'''

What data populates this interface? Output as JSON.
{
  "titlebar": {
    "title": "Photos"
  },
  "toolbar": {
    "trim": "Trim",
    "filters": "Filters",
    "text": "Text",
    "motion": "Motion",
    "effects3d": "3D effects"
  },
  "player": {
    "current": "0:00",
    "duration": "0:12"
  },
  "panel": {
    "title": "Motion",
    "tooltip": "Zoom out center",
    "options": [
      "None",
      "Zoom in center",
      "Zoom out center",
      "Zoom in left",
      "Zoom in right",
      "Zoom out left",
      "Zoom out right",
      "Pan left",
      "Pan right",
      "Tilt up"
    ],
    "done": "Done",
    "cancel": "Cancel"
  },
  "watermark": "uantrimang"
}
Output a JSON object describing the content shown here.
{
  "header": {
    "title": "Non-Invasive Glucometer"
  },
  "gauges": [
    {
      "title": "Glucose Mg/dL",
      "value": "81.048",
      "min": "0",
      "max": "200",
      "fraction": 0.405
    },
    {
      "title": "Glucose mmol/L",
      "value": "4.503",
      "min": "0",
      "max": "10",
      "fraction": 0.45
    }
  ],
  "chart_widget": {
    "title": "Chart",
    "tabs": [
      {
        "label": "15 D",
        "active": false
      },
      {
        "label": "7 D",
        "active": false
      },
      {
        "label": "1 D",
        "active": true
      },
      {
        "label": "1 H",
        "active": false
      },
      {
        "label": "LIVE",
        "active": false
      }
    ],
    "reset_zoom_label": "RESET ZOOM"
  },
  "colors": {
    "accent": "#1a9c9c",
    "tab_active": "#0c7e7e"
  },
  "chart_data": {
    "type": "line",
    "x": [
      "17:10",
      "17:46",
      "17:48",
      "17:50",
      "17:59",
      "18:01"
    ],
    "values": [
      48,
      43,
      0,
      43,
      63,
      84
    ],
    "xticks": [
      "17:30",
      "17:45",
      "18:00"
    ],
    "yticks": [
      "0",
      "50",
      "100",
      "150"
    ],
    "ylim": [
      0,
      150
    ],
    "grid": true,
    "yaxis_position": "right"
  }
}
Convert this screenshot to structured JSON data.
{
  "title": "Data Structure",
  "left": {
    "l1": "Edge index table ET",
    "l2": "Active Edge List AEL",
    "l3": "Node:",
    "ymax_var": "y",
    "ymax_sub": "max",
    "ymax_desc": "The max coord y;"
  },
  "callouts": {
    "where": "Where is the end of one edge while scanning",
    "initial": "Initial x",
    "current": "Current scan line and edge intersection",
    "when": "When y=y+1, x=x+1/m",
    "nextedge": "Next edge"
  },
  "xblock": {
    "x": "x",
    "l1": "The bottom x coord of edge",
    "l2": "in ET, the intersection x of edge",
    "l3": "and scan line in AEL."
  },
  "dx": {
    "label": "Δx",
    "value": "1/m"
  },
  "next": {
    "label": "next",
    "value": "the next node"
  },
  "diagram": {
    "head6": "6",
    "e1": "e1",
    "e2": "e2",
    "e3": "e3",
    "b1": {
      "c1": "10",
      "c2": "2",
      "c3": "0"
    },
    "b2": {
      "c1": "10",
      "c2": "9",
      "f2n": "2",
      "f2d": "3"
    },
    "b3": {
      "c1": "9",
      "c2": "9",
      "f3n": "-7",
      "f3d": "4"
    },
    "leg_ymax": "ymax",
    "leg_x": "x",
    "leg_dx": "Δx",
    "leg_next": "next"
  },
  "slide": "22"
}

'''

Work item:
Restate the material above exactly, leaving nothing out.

Result of this task:
What data populates this interface? Output as JSON.
{
  "titlebar": {
    "title": "Photos"
  },
  "toolbar": {
    "trim": "Trim",
    "filters": "Filters",
    "text": "Text",
    "motion": "Motion",
    "effects3d": "3D effects"
  },
  "player": {
    "current": "0:00",
    "duration": "0:12"
  },
  "panel": {
    "title": "Motion",
    "tooltip": "Zoom out center",
    "options": [
      "None",
      "Zoom in center",
      "Zoom out center",
      "Zoom in left",
      "Zoom in right",
      "Zoom out left",
      "Zoom out right",
      "Pan left",
      "Pan right",
      "Tilt up"
    ],
    "done": "Done",
    "cancel": "Cancel"
  },
  "watermark": "uantrimang"
}
Output a JSON object describing the content shown here.
{
  "header": {
    "title": "Non-Invasive Glucometer"
  },
  "gauges": [
    {
      "title": "Glucose Mg/dL",
      "value": "81.048",
      "min": "0",
      "max": "200",
      "fraction": 0.405
    },
    {
      "title": "Glucose mmol/L",
      "value": "4.503",
      "min": "0",
      "max": "10",
      "fraction": 0.45
    }
  ],
  "chart_widget": {
    "title": "Chart",
    "tabs": [
      {
        "label": "15 D",
        "active": false
      },
      {
        "label": "7 D",
        "active": false
      },
      {
        "label": "1 D",
        "active": true
      },
      {
        "label": "1 H",
        "active": false
      },
      {
        "label": "LIVE",
        "active": false
      }
    ],
    "reset_zoom_label": "RESET ZOOM"
  },
  "colors": {
    "accent": "#1a9c9c",
    "tab_active": "#0c7e7e"
  },
  "chart_data": {
    "type": "line",
    "x": [
      "17:10",
      "17:46",
      "17:48",
      "17:50",
      "17:59",
      "18:01"
    ],
    "values": [
      48,
      43,
      0,
      43,
      63,
      84
    ],
    "xticks": [
      "17:30",
      "17:45",
      "18:00"
    ],
    "yticks": [
      "0",
      "50",
      "100",
      "150"
    ],
    "ylim": [
      0,
      150
    ],
    "grid": true,
    "yaxis_position": "right"
  }
}
Convert this screenshot to structured JSON data.
{
  "title": "Data Structure",
  "left": {
    "l1": "Edge index table ET",
    "l2": "Active Edge List AEL",
    "l3": "Node:",
    "ymax_var": "y",
    "ymax_sub": "max",
    "ymax_desc": "The max coord y;"
  },
  "callouts": {
    "where": "Where is the end of one edge while scanning",
    "initial": "Initial x",
    "current": "Current scan line and edge intersection",
    "when": "When y=y+1, x=x+1/m",
    "nextedge": "Next edge"
  },
  "xblock": {
    "x": "x",
    "l1": "The bottom x coord of edge",
    "l2": "in ET, the intersection x of edge",
    "l3": "and scan line in AEL."
  },
  "dx": {
    "label": "Δx",
    "value": "1/m"
  },
  "next": {
    "label": "next",
    "value": "the next node"
  },
  "diagram": {
    "head6": "6",
    "e1": "e1",
    "e2": "e2",
    "e3": "e3",
    "b1": {
      "c1": "10",
      "c2": "2",
      "c3": "0"
    },
    "b2": {
      "c1": "10",
      "c2": "9",
      "f2n": "2",
      "f2d": "3"
    },
    "b3": {
      "c1": "9",
      "c2": "9",
      "f3n": "-7",
      "f3d": "4"
    },
    "leg_ymax": "ymax",
    "leg_x": "x",
    "leg_dx": "Δx",
    "leg_next": "next"
  },
  "slide": "22"
}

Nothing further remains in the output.